◆ PROBLEM TO WORK ON ◆
Each line of the listing that contains "suivi" should be found and copied.
*** Block opens ***
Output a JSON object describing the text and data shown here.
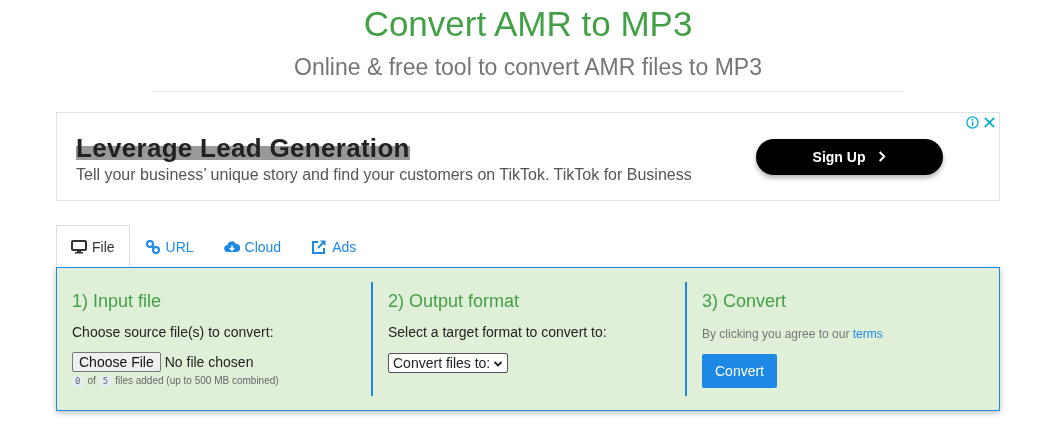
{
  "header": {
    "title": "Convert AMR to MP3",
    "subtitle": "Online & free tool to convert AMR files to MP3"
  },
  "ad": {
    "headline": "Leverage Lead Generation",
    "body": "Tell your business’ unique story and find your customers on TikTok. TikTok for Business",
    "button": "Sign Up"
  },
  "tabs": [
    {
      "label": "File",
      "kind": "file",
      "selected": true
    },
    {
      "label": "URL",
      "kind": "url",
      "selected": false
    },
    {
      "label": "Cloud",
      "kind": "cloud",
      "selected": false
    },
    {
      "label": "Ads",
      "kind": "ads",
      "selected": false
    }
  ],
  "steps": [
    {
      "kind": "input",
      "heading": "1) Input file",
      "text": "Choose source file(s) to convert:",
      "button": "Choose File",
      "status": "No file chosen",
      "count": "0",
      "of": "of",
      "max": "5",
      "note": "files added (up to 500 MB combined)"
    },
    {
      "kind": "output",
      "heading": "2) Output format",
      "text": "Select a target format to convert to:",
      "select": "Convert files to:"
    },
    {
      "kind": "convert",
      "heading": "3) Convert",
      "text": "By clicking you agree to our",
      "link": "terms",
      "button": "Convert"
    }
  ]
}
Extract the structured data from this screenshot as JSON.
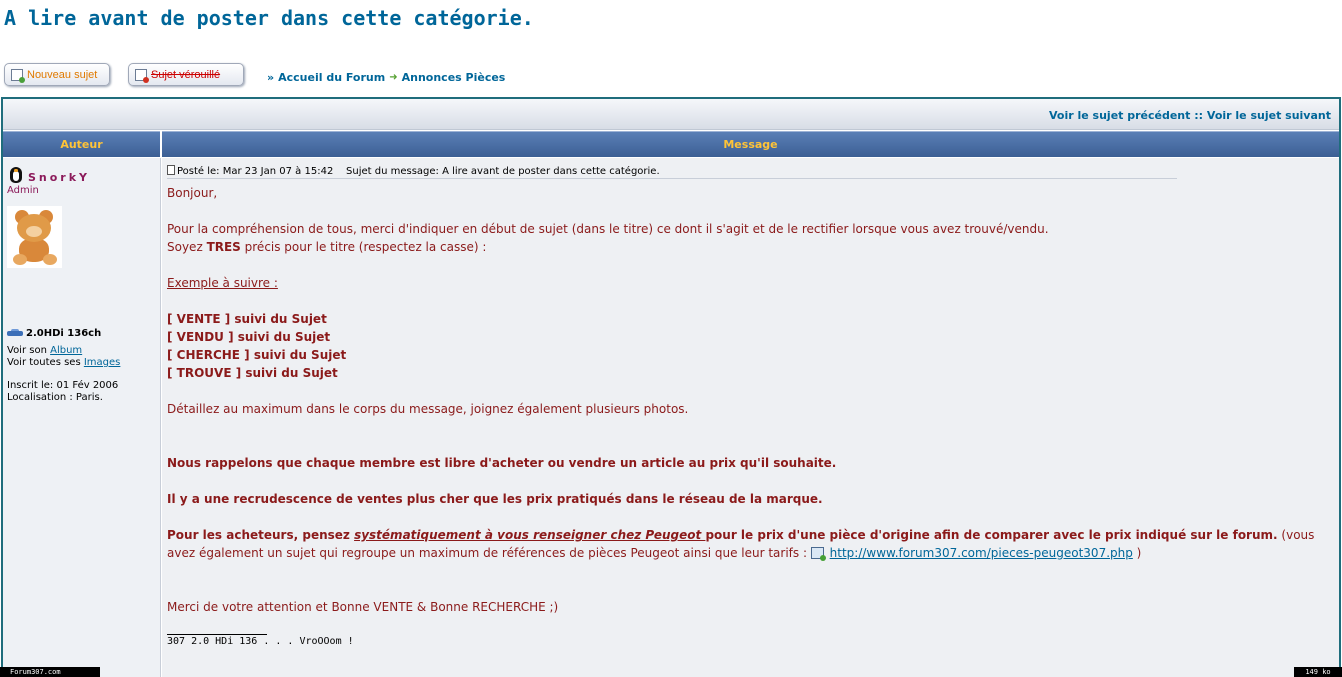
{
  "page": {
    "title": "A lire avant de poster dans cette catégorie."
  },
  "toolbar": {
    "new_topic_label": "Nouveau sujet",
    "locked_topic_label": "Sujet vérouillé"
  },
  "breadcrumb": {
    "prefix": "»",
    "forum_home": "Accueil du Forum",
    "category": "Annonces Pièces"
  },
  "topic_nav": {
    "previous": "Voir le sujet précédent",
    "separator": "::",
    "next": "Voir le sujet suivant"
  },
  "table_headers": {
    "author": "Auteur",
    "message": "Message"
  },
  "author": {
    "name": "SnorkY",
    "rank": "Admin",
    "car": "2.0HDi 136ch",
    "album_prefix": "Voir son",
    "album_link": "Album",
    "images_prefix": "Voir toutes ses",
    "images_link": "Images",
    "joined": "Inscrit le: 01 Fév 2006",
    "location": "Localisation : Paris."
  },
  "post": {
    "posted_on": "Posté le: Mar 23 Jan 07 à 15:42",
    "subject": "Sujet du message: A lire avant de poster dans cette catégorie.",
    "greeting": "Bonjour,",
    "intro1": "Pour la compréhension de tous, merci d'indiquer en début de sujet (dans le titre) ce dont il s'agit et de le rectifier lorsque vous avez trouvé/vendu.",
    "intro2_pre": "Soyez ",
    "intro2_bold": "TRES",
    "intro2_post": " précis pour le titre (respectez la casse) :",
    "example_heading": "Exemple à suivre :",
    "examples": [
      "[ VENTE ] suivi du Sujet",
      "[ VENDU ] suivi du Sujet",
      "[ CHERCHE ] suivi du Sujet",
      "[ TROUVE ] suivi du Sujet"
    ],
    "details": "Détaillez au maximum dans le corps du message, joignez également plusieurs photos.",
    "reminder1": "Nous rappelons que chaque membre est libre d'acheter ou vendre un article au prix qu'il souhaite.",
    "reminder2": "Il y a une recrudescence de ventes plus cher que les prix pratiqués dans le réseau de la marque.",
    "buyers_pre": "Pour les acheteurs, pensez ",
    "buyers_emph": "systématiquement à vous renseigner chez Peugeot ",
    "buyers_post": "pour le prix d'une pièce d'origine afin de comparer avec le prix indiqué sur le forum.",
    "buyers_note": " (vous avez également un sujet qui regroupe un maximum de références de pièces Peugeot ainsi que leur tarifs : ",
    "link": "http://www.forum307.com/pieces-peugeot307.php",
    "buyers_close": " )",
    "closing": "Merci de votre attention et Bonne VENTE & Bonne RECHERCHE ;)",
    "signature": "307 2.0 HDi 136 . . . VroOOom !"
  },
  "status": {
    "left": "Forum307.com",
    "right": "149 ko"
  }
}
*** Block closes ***
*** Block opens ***
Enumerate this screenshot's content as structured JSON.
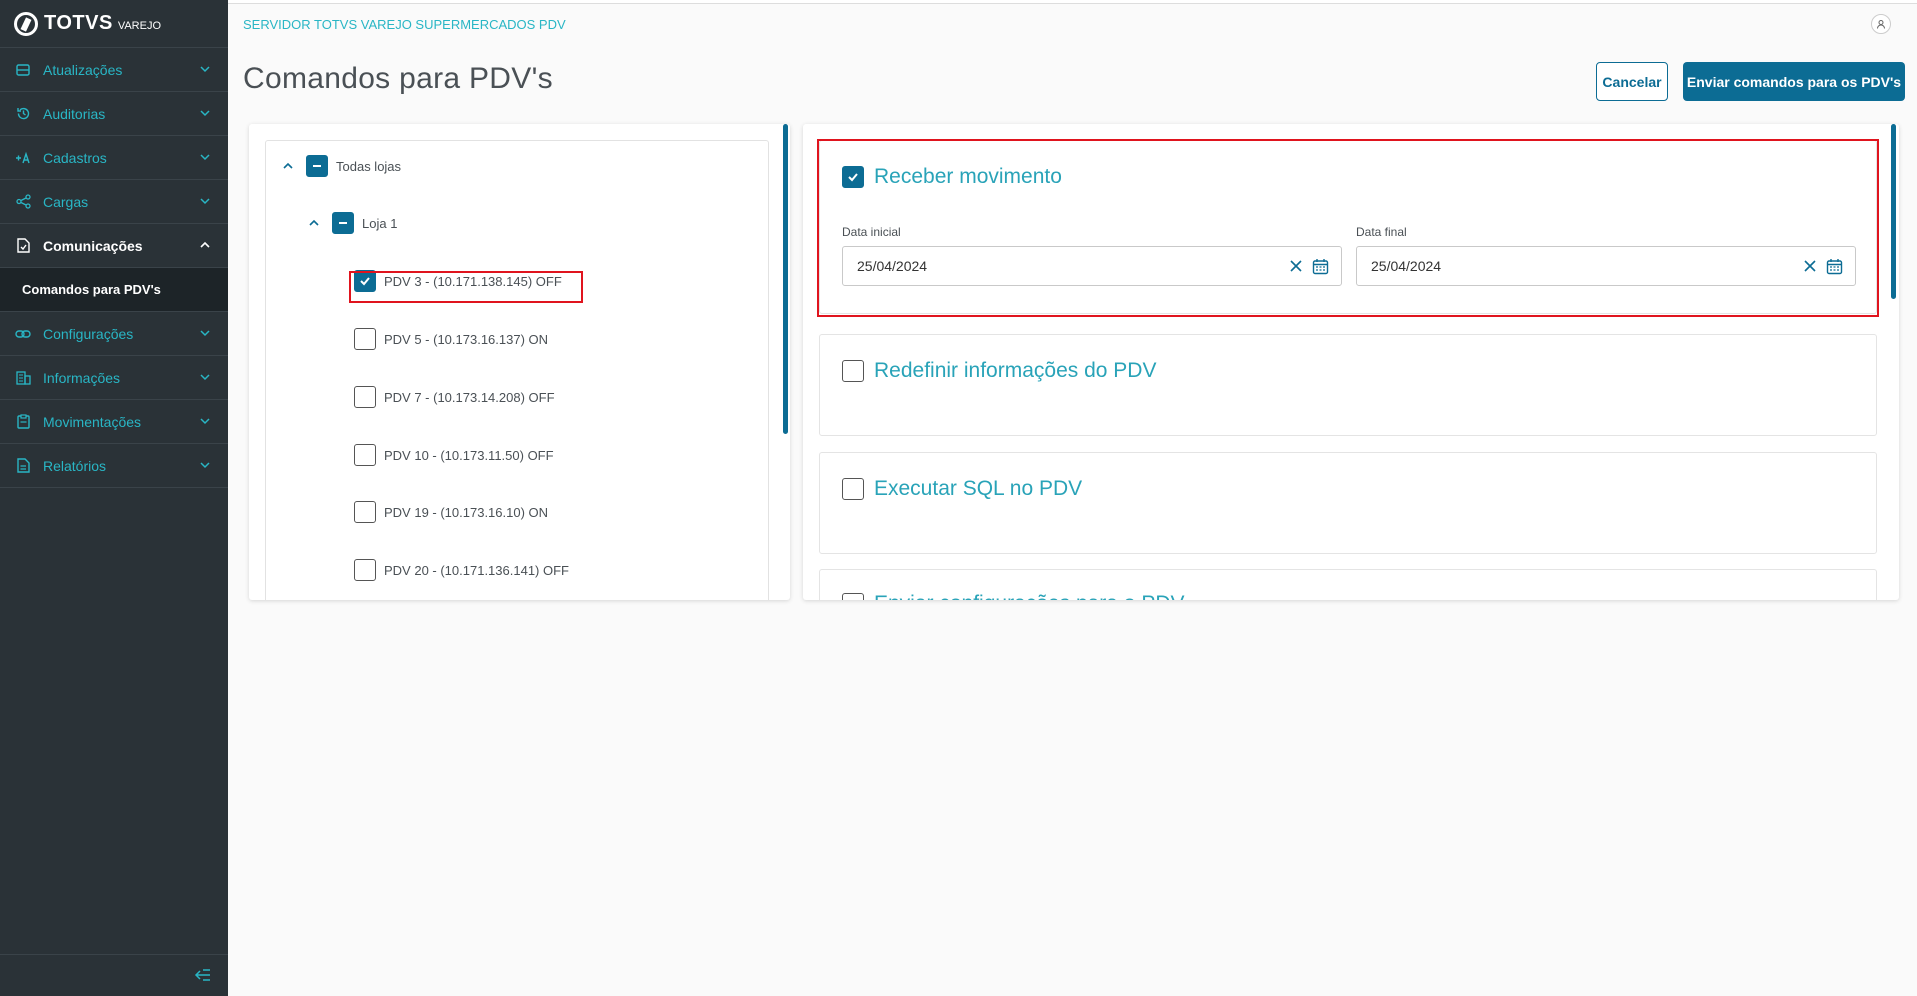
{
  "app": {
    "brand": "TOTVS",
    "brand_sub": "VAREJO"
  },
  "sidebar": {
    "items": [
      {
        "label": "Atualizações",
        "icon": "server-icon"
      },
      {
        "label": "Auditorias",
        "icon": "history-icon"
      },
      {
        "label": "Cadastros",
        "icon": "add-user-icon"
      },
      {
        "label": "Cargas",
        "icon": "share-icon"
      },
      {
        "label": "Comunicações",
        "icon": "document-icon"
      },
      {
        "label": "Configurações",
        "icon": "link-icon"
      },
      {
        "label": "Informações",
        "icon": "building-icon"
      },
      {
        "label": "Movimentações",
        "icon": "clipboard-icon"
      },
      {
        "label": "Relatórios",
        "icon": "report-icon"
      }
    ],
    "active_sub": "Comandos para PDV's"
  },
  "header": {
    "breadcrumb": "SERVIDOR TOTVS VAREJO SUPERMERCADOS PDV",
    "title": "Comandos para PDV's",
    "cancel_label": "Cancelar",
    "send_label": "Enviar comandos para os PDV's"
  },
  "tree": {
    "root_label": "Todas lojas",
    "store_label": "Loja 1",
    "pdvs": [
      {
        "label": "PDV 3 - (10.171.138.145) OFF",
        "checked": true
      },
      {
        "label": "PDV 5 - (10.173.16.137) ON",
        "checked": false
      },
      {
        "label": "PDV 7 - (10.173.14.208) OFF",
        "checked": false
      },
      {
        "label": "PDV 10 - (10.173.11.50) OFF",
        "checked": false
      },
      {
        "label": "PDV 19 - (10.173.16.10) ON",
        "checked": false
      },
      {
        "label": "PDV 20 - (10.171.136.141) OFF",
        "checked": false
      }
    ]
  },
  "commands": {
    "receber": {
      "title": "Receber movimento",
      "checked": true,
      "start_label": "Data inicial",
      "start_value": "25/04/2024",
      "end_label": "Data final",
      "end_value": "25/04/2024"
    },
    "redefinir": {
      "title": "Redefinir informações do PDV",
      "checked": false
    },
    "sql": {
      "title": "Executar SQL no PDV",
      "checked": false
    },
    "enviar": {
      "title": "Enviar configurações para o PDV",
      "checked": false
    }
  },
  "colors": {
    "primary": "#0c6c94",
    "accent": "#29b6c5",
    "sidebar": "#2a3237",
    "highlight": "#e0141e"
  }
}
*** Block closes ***
◆ ANSWER TO THIS EXERCISE ◆
      "[ VENTE ] suivi du Sujet",
      "[ VENDU ] suivi du Sujet",
      "[ CHERCHE ] suivi du Sujet",
      "[ TROUVE ] suivi du Sujet"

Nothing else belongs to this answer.